I’m haunted by the way, through the books, Gollum mourns for “my precious.” And if you watch the movies, you see the way he hisses out, “my precioussss.” (You can watch a 10-second clip here.)

Here’s the tie to habits: I’ve noticed that many people have a habit that makes them unhappy — one that they know drains them, isn’t good for them, causes them grief. And yet, at the thought of giving it up, they protest, “No! It’s my precioussssssss!”

A friend told me that she was uncomfortable about how much wine she was drinking every night, but when I said, “Do you think you’d like to stop drinking the wine?” she became very agitated, saying “No, no! I don’t want to do that.”

Or when another friend told me that she felt bad about her weight, and I said that I felt so much better after I gave up sugar, she said, “Oh, that’s ridiculous. I could never give up sugar.”

And I talked to a friend from law school who felt lousy because he was exhausted all the time; when he told me that he gets four hours of sleep each night, I said, “Maybe you could go to bed earlier?” In a furious voice, he said, “If I went to bed earlier, that would mean my firm would get more of me! That time at night is the only time I have to myself!”

Each time, I was reminded of Gollum and Isildur. “It’s my preciousssss! It’s precious to me, though I buy it with great pain.”

We’re grown-ups. We can do what we want. I’m not saying that giving up wine, or sugar, or leisure time is necessarily the right thing for those folks to do. But as my Habits Manifesto holds, “We should make sure the things we do to feel better don’t make us feel worse.

It’s precious…but perhaps we’d be healthier, happier, and more productive if we think about tossing it away.

Whenever I start to get that feeling in my life, when I feel myself starting to hiss, “But it’s my precioussssss!” I pay attention. Am I being mastered by something that’s not good for me?

greekyyogurtFor a while, I had this feeling about — of all things — Greek yogurt. Oh, how I love Greek yogurt! I was eating it two or three times a day, instead of other foods. Which I knew wasn’t a healthy course for me. And if some other member of my family ate the last carton of yogurt, I was furious.

So I stopped eating it altogether for a while (that’s the Abstainer way).  Now I eat it just once a day, and am finding that manageable.

But for a while there, I had that feeling of “this isn’t good for me/but it’s precious to me/so I’m going to refuse to give it up.”

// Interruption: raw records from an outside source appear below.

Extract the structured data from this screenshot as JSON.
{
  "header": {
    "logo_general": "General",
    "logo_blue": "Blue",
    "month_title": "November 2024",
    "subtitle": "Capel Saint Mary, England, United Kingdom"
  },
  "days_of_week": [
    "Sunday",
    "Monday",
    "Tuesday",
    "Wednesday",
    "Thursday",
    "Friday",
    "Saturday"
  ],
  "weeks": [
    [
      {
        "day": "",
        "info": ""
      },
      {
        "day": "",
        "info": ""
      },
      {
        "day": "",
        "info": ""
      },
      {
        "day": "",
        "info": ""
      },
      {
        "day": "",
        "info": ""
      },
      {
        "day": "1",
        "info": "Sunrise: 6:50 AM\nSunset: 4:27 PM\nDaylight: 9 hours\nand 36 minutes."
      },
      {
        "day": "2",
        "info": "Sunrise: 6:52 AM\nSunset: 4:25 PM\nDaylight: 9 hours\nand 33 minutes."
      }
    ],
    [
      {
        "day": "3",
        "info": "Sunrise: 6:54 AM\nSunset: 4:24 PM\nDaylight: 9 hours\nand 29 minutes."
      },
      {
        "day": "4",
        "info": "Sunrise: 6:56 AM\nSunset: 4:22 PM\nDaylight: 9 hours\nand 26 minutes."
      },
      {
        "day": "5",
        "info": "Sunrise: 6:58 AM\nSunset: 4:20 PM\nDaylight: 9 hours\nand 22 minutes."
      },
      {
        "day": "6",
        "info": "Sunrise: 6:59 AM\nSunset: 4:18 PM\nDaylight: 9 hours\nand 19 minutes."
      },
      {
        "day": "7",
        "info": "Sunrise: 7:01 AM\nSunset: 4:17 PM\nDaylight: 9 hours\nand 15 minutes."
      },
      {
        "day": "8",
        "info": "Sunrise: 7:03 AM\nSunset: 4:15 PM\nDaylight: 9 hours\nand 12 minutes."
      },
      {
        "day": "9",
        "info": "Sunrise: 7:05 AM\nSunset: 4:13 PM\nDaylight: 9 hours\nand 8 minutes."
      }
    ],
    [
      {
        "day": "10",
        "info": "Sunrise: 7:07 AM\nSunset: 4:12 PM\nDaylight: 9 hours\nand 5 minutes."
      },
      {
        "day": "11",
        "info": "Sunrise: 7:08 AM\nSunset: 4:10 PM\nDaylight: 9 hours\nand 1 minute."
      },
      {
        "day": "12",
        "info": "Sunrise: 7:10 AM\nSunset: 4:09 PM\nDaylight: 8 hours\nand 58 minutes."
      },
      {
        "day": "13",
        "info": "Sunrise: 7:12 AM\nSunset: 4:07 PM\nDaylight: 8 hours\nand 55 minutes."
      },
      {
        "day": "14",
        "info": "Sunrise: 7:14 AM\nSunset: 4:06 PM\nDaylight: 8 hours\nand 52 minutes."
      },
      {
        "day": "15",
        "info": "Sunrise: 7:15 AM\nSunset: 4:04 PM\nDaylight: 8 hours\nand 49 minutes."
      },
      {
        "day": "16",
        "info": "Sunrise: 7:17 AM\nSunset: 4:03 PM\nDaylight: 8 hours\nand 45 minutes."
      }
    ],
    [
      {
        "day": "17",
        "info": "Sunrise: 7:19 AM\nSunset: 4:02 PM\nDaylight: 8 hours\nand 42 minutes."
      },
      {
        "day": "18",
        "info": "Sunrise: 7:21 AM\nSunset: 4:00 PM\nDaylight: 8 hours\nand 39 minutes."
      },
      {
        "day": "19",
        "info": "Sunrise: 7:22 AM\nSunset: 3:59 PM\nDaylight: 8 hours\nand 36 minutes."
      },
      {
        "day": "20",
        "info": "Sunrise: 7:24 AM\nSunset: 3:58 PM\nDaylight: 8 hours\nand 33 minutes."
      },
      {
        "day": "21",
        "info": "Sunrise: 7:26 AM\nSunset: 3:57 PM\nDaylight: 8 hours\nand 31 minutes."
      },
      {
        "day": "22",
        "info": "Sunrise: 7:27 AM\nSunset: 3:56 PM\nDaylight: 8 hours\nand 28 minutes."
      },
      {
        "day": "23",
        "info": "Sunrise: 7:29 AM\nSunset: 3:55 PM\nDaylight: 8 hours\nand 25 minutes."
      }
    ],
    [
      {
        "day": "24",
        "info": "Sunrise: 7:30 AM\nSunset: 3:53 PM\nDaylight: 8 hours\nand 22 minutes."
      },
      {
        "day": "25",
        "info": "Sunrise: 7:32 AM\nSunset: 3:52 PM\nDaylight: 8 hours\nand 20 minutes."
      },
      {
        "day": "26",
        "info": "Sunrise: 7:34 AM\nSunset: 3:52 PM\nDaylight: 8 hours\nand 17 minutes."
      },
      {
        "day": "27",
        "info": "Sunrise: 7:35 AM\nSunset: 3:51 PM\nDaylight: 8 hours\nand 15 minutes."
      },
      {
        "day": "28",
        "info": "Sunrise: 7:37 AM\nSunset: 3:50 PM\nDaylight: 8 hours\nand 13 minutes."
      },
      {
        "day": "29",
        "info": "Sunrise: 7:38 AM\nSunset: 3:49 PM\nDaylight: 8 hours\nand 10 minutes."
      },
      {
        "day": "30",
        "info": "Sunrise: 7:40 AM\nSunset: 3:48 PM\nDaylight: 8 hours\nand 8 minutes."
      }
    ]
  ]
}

How about you? Have you ever had this feeling about something, “It’s my precioussssssss!” How did you master it — if you have?

In a future podcast of Happier with Gretchen Rubin, you’ll hear my sister Elizabeth talk about her precioussss: Candy Crush.